Goal of the exercise:
Nothing in the listing should be dropped or altered when it is copied.

Data extracts:

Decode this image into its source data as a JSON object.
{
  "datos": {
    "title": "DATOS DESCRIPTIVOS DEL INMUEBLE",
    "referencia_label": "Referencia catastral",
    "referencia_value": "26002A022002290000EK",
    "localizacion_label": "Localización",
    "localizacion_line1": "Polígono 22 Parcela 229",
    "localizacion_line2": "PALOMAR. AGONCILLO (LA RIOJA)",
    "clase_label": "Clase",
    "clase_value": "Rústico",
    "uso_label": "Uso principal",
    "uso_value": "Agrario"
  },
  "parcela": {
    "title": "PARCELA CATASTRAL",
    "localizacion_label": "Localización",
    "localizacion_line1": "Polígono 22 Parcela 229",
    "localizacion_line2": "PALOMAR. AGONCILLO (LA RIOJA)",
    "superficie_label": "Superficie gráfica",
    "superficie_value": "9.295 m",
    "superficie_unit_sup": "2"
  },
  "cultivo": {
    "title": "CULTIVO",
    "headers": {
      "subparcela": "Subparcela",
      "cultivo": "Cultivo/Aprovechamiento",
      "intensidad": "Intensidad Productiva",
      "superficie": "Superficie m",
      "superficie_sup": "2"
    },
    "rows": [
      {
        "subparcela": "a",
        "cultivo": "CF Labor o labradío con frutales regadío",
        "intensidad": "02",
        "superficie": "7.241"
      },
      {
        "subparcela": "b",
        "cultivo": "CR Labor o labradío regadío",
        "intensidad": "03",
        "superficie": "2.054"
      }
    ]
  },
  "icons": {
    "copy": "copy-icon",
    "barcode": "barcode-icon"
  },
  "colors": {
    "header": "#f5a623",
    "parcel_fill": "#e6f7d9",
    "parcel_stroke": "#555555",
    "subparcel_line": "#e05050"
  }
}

Task result:
Decode this image into its source data as a JSON object.
{
  "datos": {
    "title": "DATOS DESCRIPTIVOS DEL INMUEBLE",
    "referencia_label": "Referencia catastral",
    "referencia_value": "26002A022002290000EK",
    "localizacion_label": "Localización",
    "localizacion_line1": "Polígono 22 Parcela 229",
    "localizacion_line2": "PALOMAR. AGONCILLO (LA RIOJA)",
    "clase_label": "Clase",
    "clase_value": "Rústico",
    "uso_label": "Uso principal",
    "uso_value": "Agrario"
  },
  "parcela": {
    "title": "PARCELA CATASTRAL",
    "localizacion_label": "Localización",
    "localizacion_line1": "Polígono 22 Parcela 229",
    "localizacion_line2": "PALOMAR. AGONCILLO (LA RIOJA)",
    "superficie_label": "Superficie gráfica",
    "superficie_value": "9.295 m",
    "superficie_unit_sup": "2"
  },
  "cultivo": {
    "title": "CULTIVO",
    "headers": {
      "subparcela": "Subparcela",
      "cultivo": "Cultivo/Aprovechamiento",
      "intensidad": "Intensidad Productiva",
      "superficie": "Superficie m",
      "superficie_sup": "2"
    },
    "rows": [
      {
        "subparcela": "a",
        "cultivo": "CF Labor o labradío con frutales regadío",
        "intensidad": "02",
        "superficie": "7.241"
      },
      {
        "subparcela": "b",
        "cultivo": "CR Labor o labradío regadío",
        "intensidad": "03",
        "superficie": "2.054"
      }
    ]
  },
  "icons": {
    "copy": "copy-icon",
    "barcode": "barcode-icon"
  },
  "colors": {
    "header": "#f5a623",
    "parcel_fill": "#e6f7d9",
    "parcel_stroke": "#555555",
    "subparcel_line": "#e05050"
  }
}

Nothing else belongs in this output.